After finishing the tattoo, it would be the first time venturing out of the house without the concealing protection of a hat, though the tattoo was, in a sense, a beautiful head covering which allowed me to walk around with a feeling of confidence. I received a lot of compliments when I picked the kids up from school. The first question people asked was if it hurt until I explained that it was a temporary henna tattoo. My kids’ classmates were the best, because kids have that uninhibited way of wanting to see new things and learn. Some thought it was a wild haircut, others wondered what it was, but they all thought it was really cool. Adults asked questions too, but with a little more reservation.

All in all, it was a perfect way to get myself mentally prepared for another round of chemo. I need to make sure the positives of this experience outweigh the negatives. There are definitely moments when I just want to have all of this behind me. But since I can’t control that, the least I can do while I endure the treatments is to create wonderful memories that I will cherish as I put this experience behind me. So far, so good.

I am Not my Hair

I am Not my Hair

When I first told my kids that I had cancer, one of the first questions they asked me was if I was going to lose my hair. I think, for my oldest daughter especially, this was one of the most devastating effects. I’ve never been terribly vain, and was not too worried about losing my hair, because I knew it would be temporary. However, I am raising kids who are into hair, make-up, fashion and all things girly, and they were worried about me losing my hair. I’ve heard it over and over again, it helps to shave the hair off before the chemo makes it fall out in an effort to have some control over it. If that is the case, then I figured that I could involve the kids in the hair cutting to let them control the part of this that concerns them.

Phase one was about 2 weeks ago, shortly after the first round of chemo. I made a ponytail close to my scalp and divided it in half.

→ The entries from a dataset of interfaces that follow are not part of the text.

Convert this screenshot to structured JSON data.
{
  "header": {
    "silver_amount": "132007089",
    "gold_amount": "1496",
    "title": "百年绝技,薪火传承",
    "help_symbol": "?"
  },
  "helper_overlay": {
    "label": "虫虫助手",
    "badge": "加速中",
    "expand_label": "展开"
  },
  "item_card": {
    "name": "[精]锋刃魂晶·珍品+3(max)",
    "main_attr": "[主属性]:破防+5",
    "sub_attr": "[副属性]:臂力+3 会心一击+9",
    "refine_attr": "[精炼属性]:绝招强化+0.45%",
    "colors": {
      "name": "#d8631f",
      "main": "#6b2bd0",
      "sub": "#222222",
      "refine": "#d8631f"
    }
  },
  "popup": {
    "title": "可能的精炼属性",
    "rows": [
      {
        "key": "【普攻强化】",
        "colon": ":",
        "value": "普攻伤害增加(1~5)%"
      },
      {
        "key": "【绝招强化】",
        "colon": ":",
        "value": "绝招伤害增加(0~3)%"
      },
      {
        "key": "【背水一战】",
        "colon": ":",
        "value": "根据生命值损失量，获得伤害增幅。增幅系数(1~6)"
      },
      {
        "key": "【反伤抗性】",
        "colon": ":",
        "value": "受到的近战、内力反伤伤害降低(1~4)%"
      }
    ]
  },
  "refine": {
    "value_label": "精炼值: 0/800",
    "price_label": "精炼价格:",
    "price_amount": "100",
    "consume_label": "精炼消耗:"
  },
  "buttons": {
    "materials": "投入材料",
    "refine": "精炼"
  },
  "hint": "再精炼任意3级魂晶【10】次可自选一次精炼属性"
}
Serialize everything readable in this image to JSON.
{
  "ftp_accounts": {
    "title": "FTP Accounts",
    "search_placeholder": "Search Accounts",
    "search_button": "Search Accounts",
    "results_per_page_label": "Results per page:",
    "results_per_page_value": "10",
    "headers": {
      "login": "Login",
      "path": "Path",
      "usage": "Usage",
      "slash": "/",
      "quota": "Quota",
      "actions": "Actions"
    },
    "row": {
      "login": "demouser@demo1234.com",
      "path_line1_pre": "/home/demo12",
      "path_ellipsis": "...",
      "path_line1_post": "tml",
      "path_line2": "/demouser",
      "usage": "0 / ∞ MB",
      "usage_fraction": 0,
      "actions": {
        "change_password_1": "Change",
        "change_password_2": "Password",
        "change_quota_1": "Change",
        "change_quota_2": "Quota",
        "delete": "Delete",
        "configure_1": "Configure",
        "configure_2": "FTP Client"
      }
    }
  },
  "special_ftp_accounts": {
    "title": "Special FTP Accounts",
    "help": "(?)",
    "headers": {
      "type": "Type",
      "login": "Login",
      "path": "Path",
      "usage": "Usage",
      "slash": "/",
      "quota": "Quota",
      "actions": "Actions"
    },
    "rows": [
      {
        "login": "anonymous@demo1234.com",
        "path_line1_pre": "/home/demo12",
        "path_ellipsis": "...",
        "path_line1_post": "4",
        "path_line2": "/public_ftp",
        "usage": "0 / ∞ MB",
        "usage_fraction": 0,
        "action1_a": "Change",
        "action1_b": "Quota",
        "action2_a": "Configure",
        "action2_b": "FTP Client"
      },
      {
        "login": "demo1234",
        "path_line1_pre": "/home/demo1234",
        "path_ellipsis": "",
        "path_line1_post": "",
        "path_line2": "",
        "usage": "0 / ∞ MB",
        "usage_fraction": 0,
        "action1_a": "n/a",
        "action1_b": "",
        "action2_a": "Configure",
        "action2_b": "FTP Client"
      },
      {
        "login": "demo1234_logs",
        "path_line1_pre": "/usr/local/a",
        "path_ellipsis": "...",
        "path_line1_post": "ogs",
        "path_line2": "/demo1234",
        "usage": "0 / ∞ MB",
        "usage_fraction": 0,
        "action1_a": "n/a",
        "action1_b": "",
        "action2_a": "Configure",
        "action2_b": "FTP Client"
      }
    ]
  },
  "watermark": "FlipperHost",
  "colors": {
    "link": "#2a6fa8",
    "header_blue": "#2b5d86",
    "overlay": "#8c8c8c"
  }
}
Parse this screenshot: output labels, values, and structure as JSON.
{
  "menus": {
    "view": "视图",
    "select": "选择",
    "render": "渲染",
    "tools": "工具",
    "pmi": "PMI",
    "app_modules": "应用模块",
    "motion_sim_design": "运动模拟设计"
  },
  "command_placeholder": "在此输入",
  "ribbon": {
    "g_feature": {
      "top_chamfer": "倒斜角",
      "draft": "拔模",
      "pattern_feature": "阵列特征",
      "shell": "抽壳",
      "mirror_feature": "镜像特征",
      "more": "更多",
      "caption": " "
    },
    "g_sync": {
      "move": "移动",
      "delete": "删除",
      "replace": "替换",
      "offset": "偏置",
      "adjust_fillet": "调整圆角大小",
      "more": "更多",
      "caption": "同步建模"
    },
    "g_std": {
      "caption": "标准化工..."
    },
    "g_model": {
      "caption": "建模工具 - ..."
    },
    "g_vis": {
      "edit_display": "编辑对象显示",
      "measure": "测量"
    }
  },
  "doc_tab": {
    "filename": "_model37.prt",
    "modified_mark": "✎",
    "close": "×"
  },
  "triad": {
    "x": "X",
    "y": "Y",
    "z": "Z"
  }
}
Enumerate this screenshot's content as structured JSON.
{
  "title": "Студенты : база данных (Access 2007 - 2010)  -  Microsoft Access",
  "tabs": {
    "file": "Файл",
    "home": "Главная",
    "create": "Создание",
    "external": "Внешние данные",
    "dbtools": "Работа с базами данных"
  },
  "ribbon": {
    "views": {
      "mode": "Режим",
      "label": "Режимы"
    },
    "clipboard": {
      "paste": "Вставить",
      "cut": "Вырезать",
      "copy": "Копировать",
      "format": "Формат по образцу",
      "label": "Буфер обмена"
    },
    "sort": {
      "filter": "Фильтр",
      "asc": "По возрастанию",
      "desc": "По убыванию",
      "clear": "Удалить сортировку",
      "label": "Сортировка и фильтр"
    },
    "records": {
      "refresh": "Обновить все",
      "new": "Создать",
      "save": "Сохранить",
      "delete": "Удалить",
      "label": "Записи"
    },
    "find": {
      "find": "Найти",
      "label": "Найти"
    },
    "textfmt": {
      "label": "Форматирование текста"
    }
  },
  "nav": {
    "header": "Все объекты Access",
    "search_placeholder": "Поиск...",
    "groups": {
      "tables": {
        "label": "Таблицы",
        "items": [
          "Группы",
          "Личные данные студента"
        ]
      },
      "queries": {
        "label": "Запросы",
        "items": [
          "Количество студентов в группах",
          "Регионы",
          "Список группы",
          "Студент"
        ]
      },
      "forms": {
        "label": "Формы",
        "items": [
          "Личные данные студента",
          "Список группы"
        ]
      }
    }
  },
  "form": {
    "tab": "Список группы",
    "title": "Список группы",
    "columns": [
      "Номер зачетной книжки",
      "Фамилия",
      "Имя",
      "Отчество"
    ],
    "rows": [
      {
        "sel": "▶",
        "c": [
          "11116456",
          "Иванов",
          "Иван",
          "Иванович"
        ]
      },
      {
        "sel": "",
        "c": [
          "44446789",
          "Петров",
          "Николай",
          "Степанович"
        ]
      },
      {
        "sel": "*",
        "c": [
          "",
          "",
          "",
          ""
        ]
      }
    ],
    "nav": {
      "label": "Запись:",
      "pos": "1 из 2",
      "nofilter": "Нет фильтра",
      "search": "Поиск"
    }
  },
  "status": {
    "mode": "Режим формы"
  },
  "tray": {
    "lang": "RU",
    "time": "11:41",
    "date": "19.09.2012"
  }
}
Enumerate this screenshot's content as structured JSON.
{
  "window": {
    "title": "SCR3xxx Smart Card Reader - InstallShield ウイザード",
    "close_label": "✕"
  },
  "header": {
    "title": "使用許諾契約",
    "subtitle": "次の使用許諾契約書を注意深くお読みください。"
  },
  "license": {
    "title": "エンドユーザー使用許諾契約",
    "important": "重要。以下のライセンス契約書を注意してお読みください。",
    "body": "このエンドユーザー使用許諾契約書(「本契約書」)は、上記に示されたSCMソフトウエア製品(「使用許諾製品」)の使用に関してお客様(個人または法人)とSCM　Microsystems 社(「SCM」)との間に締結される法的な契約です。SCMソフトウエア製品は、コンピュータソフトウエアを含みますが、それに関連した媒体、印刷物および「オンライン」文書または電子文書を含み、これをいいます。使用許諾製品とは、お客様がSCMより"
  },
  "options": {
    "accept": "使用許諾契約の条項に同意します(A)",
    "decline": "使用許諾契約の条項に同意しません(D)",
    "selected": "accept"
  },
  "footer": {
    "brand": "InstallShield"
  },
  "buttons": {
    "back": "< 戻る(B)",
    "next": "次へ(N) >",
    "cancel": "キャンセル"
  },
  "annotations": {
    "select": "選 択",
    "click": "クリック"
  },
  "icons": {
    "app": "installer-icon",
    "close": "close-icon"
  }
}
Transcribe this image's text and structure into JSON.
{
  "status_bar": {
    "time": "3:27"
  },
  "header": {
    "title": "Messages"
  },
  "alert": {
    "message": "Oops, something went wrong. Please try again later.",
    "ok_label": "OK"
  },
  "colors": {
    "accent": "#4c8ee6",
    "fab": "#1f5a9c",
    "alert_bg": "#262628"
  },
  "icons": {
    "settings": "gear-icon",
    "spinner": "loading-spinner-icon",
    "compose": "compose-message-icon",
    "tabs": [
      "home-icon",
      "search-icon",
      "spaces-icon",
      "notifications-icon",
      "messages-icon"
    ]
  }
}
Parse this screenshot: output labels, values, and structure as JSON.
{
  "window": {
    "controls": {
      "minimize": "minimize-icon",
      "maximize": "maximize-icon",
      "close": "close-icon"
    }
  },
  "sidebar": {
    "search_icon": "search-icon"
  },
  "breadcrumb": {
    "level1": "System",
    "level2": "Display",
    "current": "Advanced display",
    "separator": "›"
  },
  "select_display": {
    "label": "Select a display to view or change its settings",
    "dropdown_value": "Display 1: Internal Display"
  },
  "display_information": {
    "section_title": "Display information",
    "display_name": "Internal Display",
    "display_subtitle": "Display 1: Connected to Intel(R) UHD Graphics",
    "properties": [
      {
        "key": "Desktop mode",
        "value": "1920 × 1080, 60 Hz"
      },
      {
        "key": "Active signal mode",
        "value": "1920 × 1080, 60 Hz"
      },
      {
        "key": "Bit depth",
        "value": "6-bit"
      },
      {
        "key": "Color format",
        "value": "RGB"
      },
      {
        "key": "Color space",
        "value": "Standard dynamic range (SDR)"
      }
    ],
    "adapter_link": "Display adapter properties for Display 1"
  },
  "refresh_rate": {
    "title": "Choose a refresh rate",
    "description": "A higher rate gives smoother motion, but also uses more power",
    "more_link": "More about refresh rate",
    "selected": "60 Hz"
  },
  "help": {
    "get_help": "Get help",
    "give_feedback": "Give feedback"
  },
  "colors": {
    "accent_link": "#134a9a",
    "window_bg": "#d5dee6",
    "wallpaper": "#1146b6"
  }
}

I let each of my daughters make a braid and cut it off. That was it. Two snips. We never evened it up or anything, and it was the best haircut I’ve had in a long time! I told the girls about Locks for Love. They thought it was cool that another kid could get a wig made out of my hair, so we shipped my two braids off to Locks for Love. After that, I let the kids dye my remaining hair purple, electric blue and crimson red. It was a fun look.

People kept asking me if I really wanted to cut my hair before I knew it would fall out. My doctors and nurses were pretty confident that it would, since it was a big side effect of all three of the drugs I was getting, so I felt it was a safe bet. My physical therapist was the one who was spot on. She explained that around day 17, I would start seeing more hair shedding on my brush and in the shower. Then a few days later, it would start coming out in clumps. She explained that at that point, people usually shave it off. Sure enough, it started on day 16, as I ran my hands through my hair in the shower, hair was getting everywhere. Finally, I couldn’t stand it anymore, because, if I pulled on my hair, big clumps were coming out, and that part of it did freak me out a bit. So, last night, I put the electric razor in the kids hands again and let them shave the rest off. Right now, I match my hairless cat, Gizmo, with peach fuzz covering my head. It’s still actively falling out and driving me nuts, like when you just get a haircut and the hairs get in your shirt and itch like mad. Tonight, it all goes.